Remember The Faith of the Canaanite Woman (Mt.15:27)
…26But Jesus replied, "It is not right to take the children's bread and toss it to the dogs." 27"Yes, Lord, she said, "- even the dogs eat the crumbs that fall from their master's table." 28"O woman," Jesus answered, "your faith is great! Let it be done for you as you desire." And her daughter was healed from that very hour.…"
And this woman that didn't "belong" to the Jews was granted salvation, for the one she interceded for. And this is how prayer works, through intercessors. Those who stand before God pleading on your behalf. Yesterday, a brother from another city asked me for prayer "because it's a tough world" he said. I said "I'm going to Mass right now, I will pray for you". And I considered it an honor to be asked for prayer, because this person has faith in me, that I will pray for him. That is how it works with saints. We have faith that they will pray for us. And the prayers of a holy person are powerful: PHILIPPIANS 1:9–11: "And it is my prayer that your love may abound more and more, with knowledge and all discernment, so that you may approve what is excellent, and so be pure and blameless for the day of Christ, filled with the fruit of righteousness that comes through Jesus Christ, to the glory and praise of God."

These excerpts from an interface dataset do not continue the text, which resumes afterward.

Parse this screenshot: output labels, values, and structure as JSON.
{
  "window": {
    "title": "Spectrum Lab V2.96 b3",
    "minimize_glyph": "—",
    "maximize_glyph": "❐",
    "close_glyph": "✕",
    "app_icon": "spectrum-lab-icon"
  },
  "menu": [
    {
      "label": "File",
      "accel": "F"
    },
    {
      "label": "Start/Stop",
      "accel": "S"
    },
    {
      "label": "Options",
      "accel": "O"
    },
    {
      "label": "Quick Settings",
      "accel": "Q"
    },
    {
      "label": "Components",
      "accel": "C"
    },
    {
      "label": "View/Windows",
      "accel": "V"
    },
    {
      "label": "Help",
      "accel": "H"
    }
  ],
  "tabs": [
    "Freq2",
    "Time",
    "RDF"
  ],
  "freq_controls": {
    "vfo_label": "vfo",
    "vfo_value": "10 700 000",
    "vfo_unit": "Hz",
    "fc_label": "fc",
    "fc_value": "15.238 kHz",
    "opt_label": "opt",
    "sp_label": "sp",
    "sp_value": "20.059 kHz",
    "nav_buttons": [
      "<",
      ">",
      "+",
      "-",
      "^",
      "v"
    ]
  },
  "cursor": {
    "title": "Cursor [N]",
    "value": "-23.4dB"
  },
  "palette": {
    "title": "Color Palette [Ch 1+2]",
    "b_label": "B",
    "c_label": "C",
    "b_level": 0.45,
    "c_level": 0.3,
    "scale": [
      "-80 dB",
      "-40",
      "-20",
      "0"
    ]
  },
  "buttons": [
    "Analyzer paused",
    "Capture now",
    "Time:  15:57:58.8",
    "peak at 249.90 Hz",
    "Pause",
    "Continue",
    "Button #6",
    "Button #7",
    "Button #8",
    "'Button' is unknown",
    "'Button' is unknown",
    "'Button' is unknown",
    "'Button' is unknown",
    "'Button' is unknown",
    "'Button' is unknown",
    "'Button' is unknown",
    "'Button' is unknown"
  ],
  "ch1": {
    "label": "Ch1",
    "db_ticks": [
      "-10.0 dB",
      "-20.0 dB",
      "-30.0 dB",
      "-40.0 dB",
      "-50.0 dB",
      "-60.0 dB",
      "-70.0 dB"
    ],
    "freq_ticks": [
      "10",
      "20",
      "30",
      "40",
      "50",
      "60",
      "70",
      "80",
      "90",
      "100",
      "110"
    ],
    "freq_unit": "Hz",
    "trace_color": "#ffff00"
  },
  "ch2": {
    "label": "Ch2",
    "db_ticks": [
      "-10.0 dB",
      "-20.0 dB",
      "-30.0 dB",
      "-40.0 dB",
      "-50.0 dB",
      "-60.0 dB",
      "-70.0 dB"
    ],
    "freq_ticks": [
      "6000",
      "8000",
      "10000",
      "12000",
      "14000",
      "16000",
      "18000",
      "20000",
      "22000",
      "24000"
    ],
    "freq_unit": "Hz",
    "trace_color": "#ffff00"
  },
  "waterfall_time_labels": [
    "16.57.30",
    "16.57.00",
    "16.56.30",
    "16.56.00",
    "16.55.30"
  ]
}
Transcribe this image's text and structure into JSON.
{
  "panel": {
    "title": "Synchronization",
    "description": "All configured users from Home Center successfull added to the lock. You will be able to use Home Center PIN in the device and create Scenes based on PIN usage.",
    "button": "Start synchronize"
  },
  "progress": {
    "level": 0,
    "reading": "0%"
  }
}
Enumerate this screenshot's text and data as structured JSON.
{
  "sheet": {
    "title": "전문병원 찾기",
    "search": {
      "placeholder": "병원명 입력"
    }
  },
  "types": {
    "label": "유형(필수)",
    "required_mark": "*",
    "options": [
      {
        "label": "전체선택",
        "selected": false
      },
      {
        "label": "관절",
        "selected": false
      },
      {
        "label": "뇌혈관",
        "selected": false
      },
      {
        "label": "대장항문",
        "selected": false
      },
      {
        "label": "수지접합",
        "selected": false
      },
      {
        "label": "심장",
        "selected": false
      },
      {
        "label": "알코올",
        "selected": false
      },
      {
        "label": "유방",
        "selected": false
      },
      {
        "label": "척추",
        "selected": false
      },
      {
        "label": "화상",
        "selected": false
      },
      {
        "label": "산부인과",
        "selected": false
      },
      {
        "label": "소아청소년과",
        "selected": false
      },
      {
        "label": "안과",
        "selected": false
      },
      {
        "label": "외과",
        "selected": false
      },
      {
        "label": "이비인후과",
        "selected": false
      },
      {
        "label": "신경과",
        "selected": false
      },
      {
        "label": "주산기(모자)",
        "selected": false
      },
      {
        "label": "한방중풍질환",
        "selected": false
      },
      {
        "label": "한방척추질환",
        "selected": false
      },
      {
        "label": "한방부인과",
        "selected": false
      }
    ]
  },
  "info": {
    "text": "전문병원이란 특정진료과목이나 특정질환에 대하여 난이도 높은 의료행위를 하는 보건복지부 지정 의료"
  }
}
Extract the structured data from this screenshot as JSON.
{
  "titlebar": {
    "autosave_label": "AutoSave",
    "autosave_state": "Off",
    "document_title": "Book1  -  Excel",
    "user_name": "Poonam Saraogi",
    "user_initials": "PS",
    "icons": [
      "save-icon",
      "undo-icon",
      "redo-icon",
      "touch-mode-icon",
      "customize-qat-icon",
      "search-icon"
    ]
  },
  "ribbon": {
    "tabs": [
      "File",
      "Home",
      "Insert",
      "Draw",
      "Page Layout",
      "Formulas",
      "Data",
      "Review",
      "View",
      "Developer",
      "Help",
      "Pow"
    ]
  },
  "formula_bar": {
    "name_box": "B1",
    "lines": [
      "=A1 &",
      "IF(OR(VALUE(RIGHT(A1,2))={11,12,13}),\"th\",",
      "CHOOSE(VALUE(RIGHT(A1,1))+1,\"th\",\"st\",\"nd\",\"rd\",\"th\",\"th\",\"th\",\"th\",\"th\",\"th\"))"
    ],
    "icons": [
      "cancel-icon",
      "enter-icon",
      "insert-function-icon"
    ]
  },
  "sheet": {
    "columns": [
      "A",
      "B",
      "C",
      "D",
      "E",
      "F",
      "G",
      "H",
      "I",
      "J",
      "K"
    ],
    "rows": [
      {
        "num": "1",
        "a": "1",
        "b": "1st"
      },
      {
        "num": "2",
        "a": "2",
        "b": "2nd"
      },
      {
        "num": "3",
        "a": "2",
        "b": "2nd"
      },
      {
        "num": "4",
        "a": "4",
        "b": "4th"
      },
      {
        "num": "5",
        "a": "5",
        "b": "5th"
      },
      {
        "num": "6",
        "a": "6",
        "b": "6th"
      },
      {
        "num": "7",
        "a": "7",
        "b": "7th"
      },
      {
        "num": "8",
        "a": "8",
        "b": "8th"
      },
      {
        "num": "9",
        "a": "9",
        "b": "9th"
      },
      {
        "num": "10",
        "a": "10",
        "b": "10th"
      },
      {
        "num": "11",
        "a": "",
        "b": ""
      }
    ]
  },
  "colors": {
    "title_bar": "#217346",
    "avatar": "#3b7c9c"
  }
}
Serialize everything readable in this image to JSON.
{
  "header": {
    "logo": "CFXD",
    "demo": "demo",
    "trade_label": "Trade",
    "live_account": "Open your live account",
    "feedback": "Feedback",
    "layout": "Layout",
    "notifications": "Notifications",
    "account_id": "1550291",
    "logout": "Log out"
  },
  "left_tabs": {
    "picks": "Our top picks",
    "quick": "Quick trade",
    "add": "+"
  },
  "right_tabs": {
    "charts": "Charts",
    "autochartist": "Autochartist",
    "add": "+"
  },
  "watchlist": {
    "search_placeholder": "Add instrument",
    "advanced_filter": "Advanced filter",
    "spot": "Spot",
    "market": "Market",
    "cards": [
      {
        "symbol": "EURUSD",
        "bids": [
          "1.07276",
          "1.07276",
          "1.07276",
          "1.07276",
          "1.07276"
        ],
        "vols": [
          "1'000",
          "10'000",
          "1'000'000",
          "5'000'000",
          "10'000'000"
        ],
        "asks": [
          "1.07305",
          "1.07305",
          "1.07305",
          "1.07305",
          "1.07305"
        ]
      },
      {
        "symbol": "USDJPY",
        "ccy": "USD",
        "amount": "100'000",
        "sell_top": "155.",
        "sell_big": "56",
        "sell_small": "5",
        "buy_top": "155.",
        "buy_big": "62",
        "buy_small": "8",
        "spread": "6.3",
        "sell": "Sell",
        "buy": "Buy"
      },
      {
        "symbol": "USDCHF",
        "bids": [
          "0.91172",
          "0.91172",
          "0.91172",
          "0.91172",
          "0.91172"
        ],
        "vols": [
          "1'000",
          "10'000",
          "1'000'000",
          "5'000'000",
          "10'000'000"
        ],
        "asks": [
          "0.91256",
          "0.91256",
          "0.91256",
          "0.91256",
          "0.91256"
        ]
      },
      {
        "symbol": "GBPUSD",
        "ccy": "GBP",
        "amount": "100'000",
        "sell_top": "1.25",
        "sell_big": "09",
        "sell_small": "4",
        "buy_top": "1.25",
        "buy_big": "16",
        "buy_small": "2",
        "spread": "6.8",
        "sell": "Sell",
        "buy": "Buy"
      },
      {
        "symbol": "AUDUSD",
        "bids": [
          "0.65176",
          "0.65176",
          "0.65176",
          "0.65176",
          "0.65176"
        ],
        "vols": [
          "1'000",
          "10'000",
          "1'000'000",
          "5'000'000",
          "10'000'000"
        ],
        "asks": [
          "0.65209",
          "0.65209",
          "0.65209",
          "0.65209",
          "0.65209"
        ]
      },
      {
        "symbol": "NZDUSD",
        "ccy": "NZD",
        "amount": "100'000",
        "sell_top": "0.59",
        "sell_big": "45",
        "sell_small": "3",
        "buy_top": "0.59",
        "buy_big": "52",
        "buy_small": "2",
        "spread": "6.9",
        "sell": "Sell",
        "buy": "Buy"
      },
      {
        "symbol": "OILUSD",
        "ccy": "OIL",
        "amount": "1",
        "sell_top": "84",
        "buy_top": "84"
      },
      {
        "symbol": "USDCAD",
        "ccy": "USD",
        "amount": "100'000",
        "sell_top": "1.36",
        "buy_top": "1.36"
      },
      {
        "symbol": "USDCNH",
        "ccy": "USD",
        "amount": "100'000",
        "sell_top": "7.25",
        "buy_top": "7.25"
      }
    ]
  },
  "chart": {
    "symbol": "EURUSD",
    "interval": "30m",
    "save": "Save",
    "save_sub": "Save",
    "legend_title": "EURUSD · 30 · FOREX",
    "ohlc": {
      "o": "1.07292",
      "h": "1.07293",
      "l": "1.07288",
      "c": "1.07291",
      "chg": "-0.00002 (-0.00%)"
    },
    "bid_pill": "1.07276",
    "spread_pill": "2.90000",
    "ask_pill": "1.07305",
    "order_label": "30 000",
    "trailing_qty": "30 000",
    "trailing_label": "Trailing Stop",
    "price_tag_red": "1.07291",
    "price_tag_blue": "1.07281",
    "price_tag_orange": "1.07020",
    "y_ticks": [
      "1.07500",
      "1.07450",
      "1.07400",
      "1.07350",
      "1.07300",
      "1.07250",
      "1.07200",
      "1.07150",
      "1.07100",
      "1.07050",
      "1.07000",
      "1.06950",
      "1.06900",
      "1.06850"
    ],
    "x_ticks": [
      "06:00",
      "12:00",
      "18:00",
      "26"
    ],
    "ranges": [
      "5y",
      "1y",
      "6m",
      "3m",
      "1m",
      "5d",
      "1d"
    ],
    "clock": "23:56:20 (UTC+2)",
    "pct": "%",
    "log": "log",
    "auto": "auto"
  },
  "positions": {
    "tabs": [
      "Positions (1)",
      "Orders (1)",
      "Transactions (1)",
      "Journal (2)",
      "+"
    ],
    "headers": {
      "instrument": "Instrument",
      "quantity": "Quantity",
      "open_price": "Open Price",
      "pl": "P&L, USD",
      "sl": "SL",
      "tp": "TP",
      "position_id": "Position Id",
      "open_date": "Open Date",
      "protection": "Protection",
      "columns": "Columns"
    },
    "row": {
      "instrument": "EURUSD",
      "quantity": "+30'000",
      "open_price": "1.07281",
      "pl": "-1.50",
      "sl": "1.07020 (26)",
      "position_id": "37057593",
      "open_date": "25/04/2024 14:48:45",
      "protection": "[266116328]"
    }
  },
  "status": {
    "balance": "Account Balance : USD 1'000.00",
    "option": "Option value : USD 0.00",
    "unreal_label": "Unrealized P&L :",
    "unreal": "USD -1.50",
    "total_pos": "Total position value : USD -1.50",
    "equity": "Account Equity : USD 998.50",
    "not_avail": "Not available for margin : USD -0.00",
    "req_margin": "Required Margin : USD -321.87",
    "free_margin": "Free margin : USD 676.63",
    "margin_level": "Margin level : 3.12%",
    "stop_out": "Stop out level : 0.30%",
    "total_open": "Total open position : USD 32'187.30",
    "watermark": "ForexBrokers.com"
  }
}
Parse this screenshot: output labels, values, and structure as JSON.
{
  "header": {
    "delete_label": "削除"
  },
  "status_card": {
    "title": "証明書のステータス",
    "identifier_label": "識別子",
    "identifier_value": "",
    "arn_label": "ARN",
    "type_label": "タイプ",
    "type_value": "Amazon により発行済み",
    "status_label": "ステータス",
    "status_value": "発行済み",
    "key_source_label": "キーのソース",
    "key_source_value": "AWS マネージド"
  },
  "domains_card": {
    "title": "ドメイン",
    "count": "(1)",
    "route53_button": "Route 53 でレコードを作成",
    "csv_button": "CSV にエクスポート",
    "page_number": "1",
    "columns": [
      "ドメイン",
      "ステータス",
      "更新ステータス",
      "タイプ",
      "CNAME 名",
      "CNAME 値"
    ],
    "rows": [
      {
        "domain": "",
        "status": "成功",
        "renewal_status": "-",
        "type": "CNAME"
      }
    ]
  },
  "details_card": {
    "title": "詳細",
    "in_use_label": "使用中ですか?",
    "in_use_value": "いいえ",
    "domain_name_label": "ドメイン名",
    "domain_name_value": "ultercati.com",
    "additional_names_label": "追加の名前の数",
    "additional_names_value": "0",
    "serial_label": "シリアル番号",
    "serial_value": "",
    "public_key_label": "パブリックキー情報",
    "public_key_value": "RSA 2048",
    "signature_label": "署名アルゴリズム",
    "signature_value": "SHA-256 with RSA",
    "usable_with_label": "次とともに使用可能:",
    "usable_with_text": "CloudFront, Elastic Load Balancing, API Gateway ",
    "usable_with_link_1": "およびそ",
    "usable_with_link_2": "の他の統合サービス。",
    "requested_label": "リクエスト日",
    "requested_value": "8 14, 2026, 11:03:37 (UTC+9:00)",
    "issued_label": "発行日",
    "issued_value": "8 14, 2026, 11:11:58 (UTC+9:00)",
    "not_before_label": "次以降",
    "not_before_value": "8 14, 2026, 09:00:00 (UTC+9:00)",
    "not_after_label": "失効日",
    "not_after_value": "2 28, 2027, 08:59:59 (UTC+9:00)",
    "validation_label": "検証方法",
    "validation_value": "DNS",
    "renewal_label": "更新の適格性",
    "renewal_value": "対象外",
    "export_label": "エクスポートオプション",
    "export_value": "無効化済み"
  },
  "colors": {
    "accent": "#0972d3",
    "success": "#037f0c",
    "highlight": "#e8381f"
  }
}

The world confuses you. There is no confusion in Christ. Even the current election, if you are with Christ, your vote is very clear, it is for LIFE. For the Poor in Spirit. For those who mourn, the death of an unborn child, for those who are meek, those are hungry for God, and thirsty, for those who are merciful and clean of heart, for "they WILL SEE GOD". People struggle in life and in their distress cry inside "how I wish I could see you God". Clean up, and you will. Come to Jesus for He does not hide. Remove the muck of your life and you will see Him more clearly than you see people in front of you.
I've been going to daily mass for weeks, every day, Holy Mass, and some confessions, and an interesting revelation has been occurring, and it is about the end of the world: Are you ready for this? Oh, wait, you want to know when it will happen? Sorry, I don't know. You want to know "HOW" it will happen? No, I don't know either. No, I'm talking about in the end...the eternity. The revelation goes something like this: Every day on earth, is a replica of what is to be expected in the forever now.
That's it.
I want you to live on earth, as if you were next to our Lord in Heaven. Will you participate in His Heavenly feast? Will you go where He goes? Will you seek Him and all you do is speak about Him? Will you sing for Him only, will you draw for Him only? Will you think about Him only? Will you breathe His air only? Will you be inspired by Him only? Will you immerse yourself with the Son, the blood, the body, the soul, the divinity?
The Sun is rising, the SON of God is rising. The light makes darkness scatter and you will see that what was scary was never really there, because the revelation of the Lord says God is more and should be all of our life...and this is why I cry FOR LIFE.